The government outlined its long-term vision for the private rental sector (PRS) in a white paper titled "A Fairer Private Rented Sector" that was published in June of last year. As a result, the long-awaited and widely discussed "Renters Reform Bill" was introduced to Parliament last May and is due to have it's 2nd reading in the House of Commons on Monday 23rd October.

The RRB was established in response to concerns regarding tenure security and accommodation quality in the PRS.

  1. The first concern is that section 21 of the Housing Act of 1988, which allows landlords to promptly evict tenants without providing a reason, leaves tenants vulnerable to "no-fault" eviction and therefore hesitant to lodge complaints with their landlord.
  2. The second concern is the condition of privately rented housing, which is more likely to be substandard and contain imminent health and safety hazards than other types of housing.

To provide tenants with greater security of tenure, the Renters Reform Bill will repeal Section 21 and replace fixed-term tenancies with periodic tenancies. The repeal of Section 21 will require landlords to rely on Section 8 of the Housing Act of 1988, which mandates a court hearing, and Schedule 2's eviction grounds.

The RRB intends to modify the Section 8 regime to make up for the elimination of Section 21. In particular, it intends to:

  • Introduce new grounds for possession for landlords who wish to sell their property or move themselves, or close relatives, into it, despite the fact that these grounds cannot be used during the first six months of a tenancy and landlords are prohibited from marketing or reletting properties for three months following the use of either ground.
  • Introduce a mandatory ground where a tenant has been in rent arrears for at least two months three times in the previous three years, regardless of the tenant's arrears at the time of the hearing; and
  • Facilitate landlords' use of existing eviction grounds to evict tenants who engage in antisocial behaviour.

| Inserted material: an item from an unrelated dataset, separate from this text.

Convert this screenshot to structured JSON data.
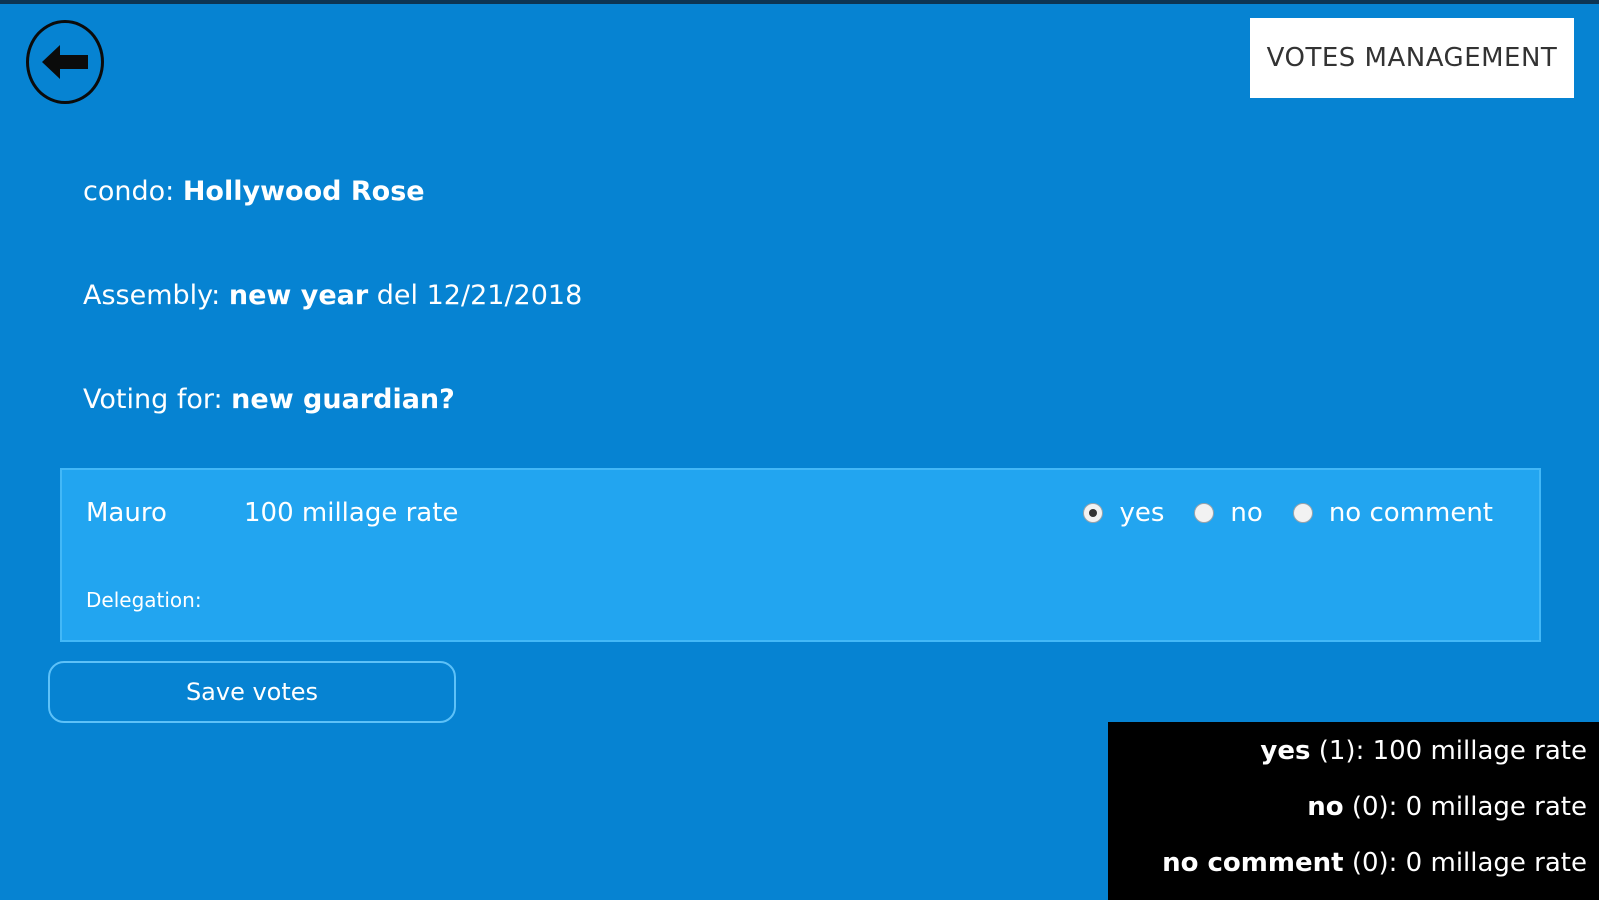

We believe that the most significant issue will be the courts' ability to expedite possession claims, particularly in cases involving rent arrears and antisocial behaviour, and we welcome the government's proposals to significantly increase the courts' capacity to process possession claims quickly and efficiently in a manner fair to both landlords and tenants; and to ensure that the courts prioritise and fast-track all possession claims involving rent arrears and antisocial behaviour.

In addition to the preceding principles, the RRB proposes the following:

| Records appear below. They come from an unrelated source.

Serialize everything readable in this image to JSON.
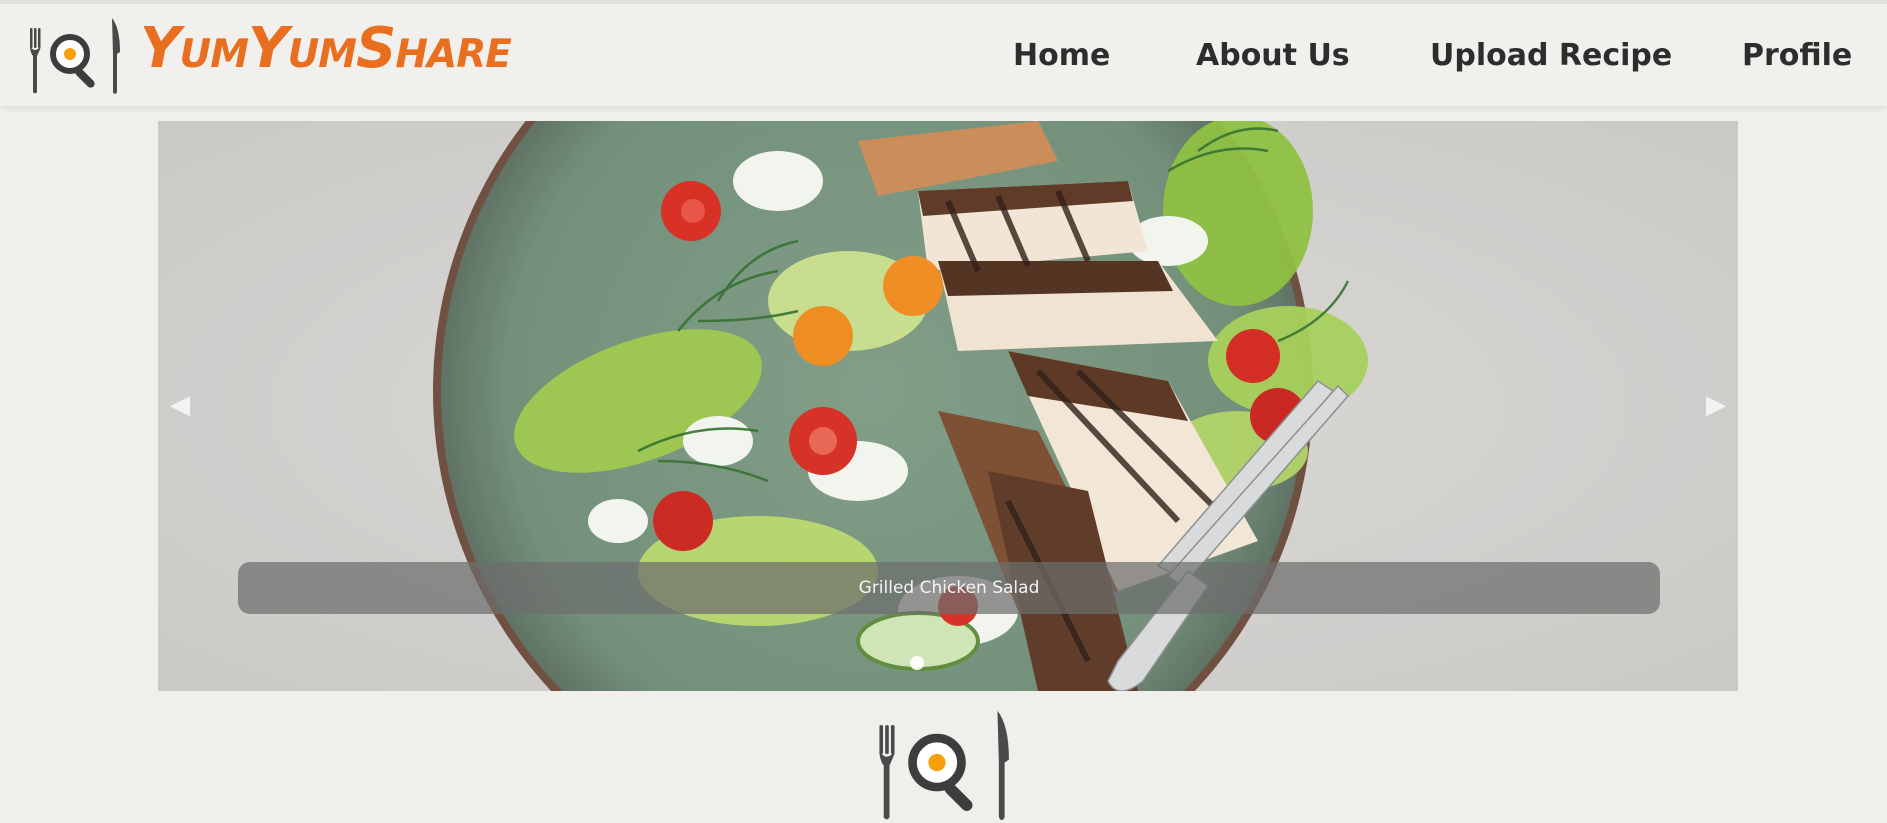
{
  "header": {
    "brand": "YumYumShare",
    "brand_color": "#e86f1f",
    "logo_icon": "fork-magnifier-egg-knife-icon",
    "nav": [
      {
        "label": "Home"
      },
      {
        "label": "About Us"
      },
      {
        "label": "Upload Recipe"
      },
      {
        "label": "Profile"
      }
    ]
  },
  "carousel": {
    "slides": [
      {
        "caption": "Grilled Chicken Salad",
        "image": "grilled-chicken-salad-photo"
      }
    ],
    "active_index": 0,
    "prev_icon": "chevron-left-icon",
    "next_icon": "chevron-right-icon"
  },
  "footer": {
    "logo_icon": "fork-magnifier-egg-knife-icon"
  }
}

  • to introduce a decent homes standard (DHS) for the private rented sector (the current standard is only legally mandated for social housing);
  • to collaborate with local governments to identify impediments to the effective enforcement of housing standards;
  • to introduce an ombudsman for all PRS landlords (currently, only letting agents are required to participate in an ombudsman scheme); and
  • to introduce a new property portal on which landlords will be required to enter information about every property they rent (the government claims this will give local authorities the information they need to enforce housing standards more strictly).

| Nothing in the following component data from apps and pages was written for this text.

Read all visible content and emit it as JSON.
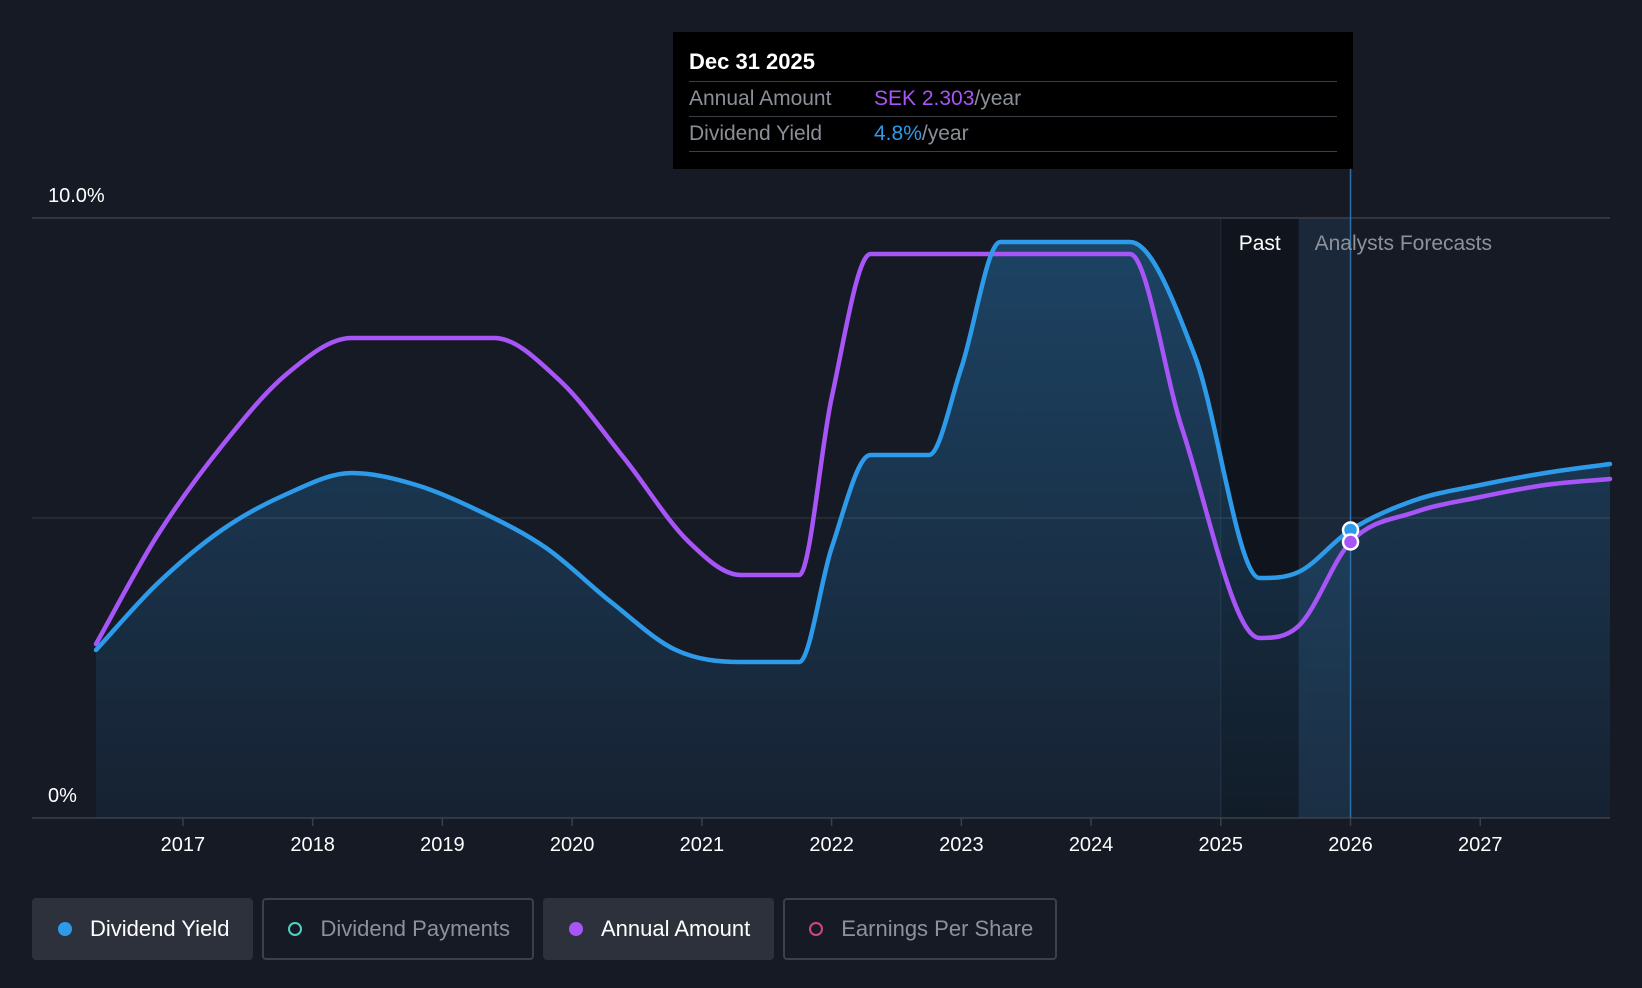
{
  "tooltip": {
    "date": "Dec 31 2025",
    "rows": [
      {
        "label": "Annual Amount",
        "value": "SEK 2.303",
        "unit": "/year",
        "color": "#a855f7"
      },
      {
        "label": "Dividend Yield",
        "value": "4.8%",
        "unit": "/year",
        "color": "#2d9be9"
      }
    ]
  },
  "legend": [
    {
      "label": "Dividend Yield",
      "color": "#2d9be9",
      "active": true,
      "filled": true
    },
    {
      "label": "Dividend Payments",
      "color": "#4fd1c5",
      "active": false,
      "filled": false
    },
    {
      "label": "Annual Amount",
      "color": "#a855f7",
      "active": true,
      "filled": true
    },
    {
      "label": "Earnings Per Share",
      "color": "#d6457a",
      "active": false,
      "filled": false
    }
  ],
  "chart_data": {
    "type": "line",
    "y_tick_labels": [
      "10.0%",
      "0%"
    ],
    "ylim": [
      0,
      10
    ],
    "x_ticks": [
      "2017",
      "2018",
      "2019",
      "2020",
      "2021",
      "2022",
      "2023",
      "2024",
      "2025",
      "2026",
      "2027"
    ],
    "xlim": [
      2016.33,
      2028.0
    ],
    "grid": "horizontal",
    "regions": {
      "past_label": "Past",
      "forecast_label": "Analysts Forecasts",
      "past_start": 2025.0,
      "forecast_start": 2025.6
    },
    "cursor_x": 2026.0,
    "series": [
      {
        "name": "Dividend Yield",
        "color": "#2d9be9",
        "area": true,
        "points": [
          [
            2016.33,
            2.8
          ],
          [
            2016.8,
            3.9
          ],
          [
            2017.3,
            4.8
          ],
          [
            2017.8,
            5.4
          ],
          [
            2018.3,
            5.75
          ],
          [
            2018.8,
            5.55
          ],
          [
            2019.3,
            5.1
          ],
          [
            2019.8,
            4.5
          ],
          [
            2020.3,
            3.6
          ],
          [
            2020.8,
            2.8
          ],
          [
            2021.3,
            2.6
          ],
          [
            2021.75,
            2.6
          ],
          [
            2022.0,
            4.5
          ],
          [
            2022.3,
            6.05
          ],
          [
            2022.75,
            6.05
          ],
          [
            2023.0,
            7.5
          ],
          [
            2023.3,
            9.6
          ],
          [
            2024.3,
            9.6
          ],
          [
            2024.8,
            7.7
          ],
          [
            2025.3,
            4.0
          ],
          [
            2025.6,
            4.1
          ],
          [
            2026.0,
            4.8
          ],
          [
            2026.5,
            5.3
          ],
          [
            2027.0,
            5.55
          ],
          [
            2027.5,
            5.75
          ],
          [
            2028.0,
            5.9
          ]
        ]
      },
      {
        "name": "Annual Amount",
        "color": "#a855f7",
        "area": false,
        "points": [
          [
            2016.33,
            2.9
          ],
          [
            2016.8,
            4.7
          ],
          [
            2017.3,
            6.2
          ],
          [
            2017.8,
            7.4
          ],
          [
            2018.3,
            8.0
          ],
          [
            2019.4,
            8.0
          ],
          [
            2019.9,
            7.3
          ],
          [
            2020.4,
            6.0
          ],
          [
            2020.9,
            4.6
          ],
          [
            2021.3,
            4.05
          ],
          [
            2021.75,
            4.05
          ],
          [
            2022.0,
            7.0
          ],
          [
            2022.3,
            9.4
          ],
          [
            2024.3,
            9.4
          ],
          [
            2024.7,
            6.5
          ],
          [
            2025.3,
            3.0
          ],
          [
            2025.6,
            3.2
          ],
          [
            2026.0,
            4.6
          ],
          [
            2026.5,
            5.1
          ],
          [
            2027.0,
            5.35
          ],
          [
            2027.5,
            5.55
          ],
          [
            2028.0,
            5.65
          ]
        ]
      }
    ]
  }
}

The Decent Homes Standard will not aid in the improvement of the PRS unless it is vigorously enforced by local governments. Currently, housing enforcement levels vary considerably among local authorities, with many opting for informal engagement with landlords rather than enforcement action. The future will reveal how Reading Borough Council will address these issues.

As with previous legislative reforms, there will likely be a "conversion" period before normal operations resume, and we anticipate that the new amendments will not be retroactive and will therefore not apply to existing tenancy agreements.
If you have any questions you would like to discuss, please get in touch on

t. 0118 334 7410 or email:

You can check the Government Guideline for the Renters Reform Bill HERE